This energy-saving, environmentally-friendly property is the work of geo (green energy options), a company of 70 employees located in Hardwick.
A hybrid home is essentially a home with a large battery, big enough to store enough off-peak electricity to run the home at peak periods.
According to geo, which is run by its CSO Simon Anderson, who is originally from Cambridge, and its CEO Patrick Caiger-Smith, from Daventry, this is two-thirds of the consumption of an average household.
As off-peak electricity is half the price of peak electricity this immediately delivers a saving of about 30 per cent.
Add to this heat storage, solar panels and other forms of energy efficiency and you can easily save more than 50 per cent on energy costs.
The Internet of Energy (IoE) is at the heart of geo’s hybrid home vision – a specialist element of the Internet of Things (IoT) – in contrast to more standard IoT products.
geo has recently won a Queen’s Award for Enterprise for its innovation which underlines the vital importance of smarter home energy solutions.
Simon, a former submarine commander in the Royal Navy, told the Cambridge Independent: “Patrick Caiger-Smith [an engineer by trade] and I founded the company back in 2006.
“Our aim was to help people save money on their energy bills, and in doing so reduce the CO2 emissions from our homes.”
He continued: “To do that, we felt we needed to make energy visible – make the invisible visible – by giving information on it. That’s really what we started out doing and that’s what we won the innovation award for – with our first set of displays called the ‘Solo display’.”
The concept involves taking information from the meter and then displaying it in a very simple way.
Simon said: “What we can do with that is get people interested – and all our research shows that people are interested – and they can start to see where they are potentially wasting energy.

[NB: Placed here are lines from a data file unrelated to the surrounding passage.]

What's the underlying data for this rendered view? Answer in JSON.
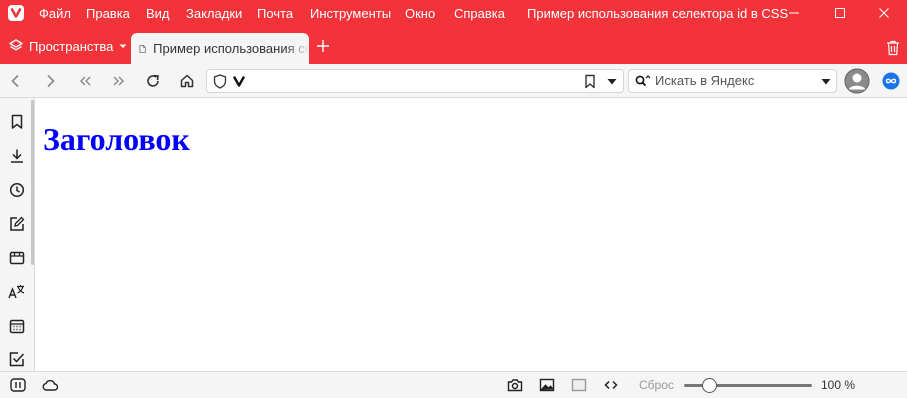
{
  "menu": {
    "items": [
      "Файл",
      "Правка",
      "Вид",
      "Закладки",
      "Почта",
      "Инструменты",
      "Окно",
      "Справка"
    ],
    "window_title": "Пример использования селектора id в CSS"
  },
  "tabs": {
    "spaces_label": "Пространства",
    "active_tab_title": "Пример использования селектора id в CSS"
  },
  "addressbar": {
    "url": "",
    "search_placeholder": "Искать в Яндекс"
  },
  "page": {
    "heading": "Заголовок"
  },
  "statusbar": {
    "reset_label": "Сброс",
    "zoom_label": "100 %",
    "zoom_level": 0.2
  },
  "colors": {
    "brand": "#f2333a",
    "heading": "#0000ff",
    "accent": "#1a73e8"
  }
}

We help people save money that way.”
Simon says that the homeowner soon starts taking control of things like heating and water, which then leads to a desire for an automated system. “That’s where the hybrid home comes in,” he explained. “What we do with the hybrid home is that we integrate everything – a bit like a hybrid car.
“All the energy-efficiency bits in a car are integrated and operated in the background, and the user gets a much nicer driving experience and lower bills – we’re trying to do that with the home.”

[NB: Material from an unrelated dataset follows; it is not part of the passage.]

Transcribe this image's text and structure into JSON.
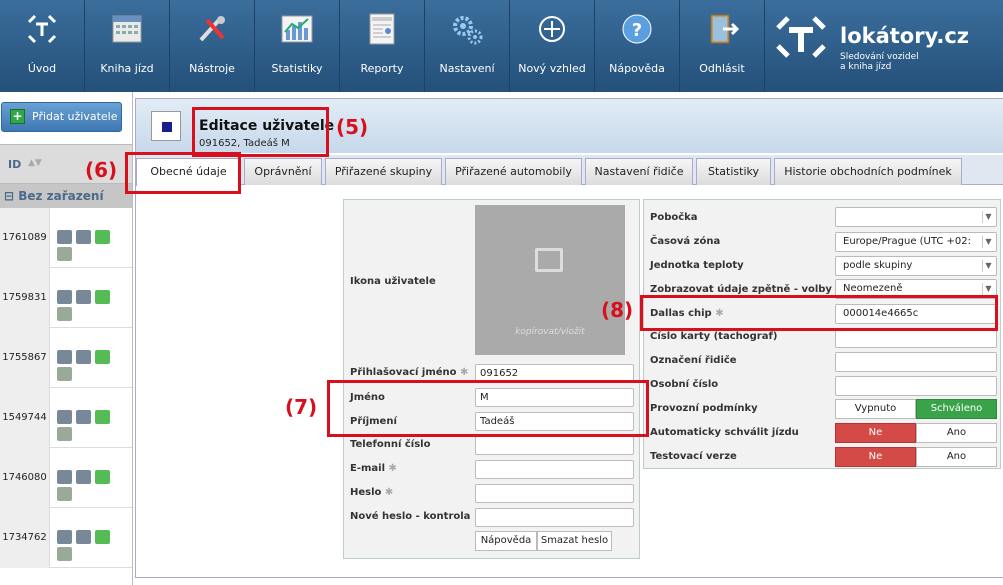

The key to achieving this, says Simon, is through the battery. “In effect, that gives a store of energy which you can use, or not as the case may be, to flatten out demand – and therefore use electricity at the cheapest moment.”
He added: “The hybrid home is about the home’s ability to generate electricity using solar panels, or from the grid – taking it at off-peak times – to store it efficiently and then to use it efficiently.”
Working with a major housebuilder and a university, geo will be doing a pilot demonstration project at the beginning of 2018.
“We would hope and expect to have the hybrid home available for consumers to buy by the end of 2018, beginning of 2019,” concluded Simon.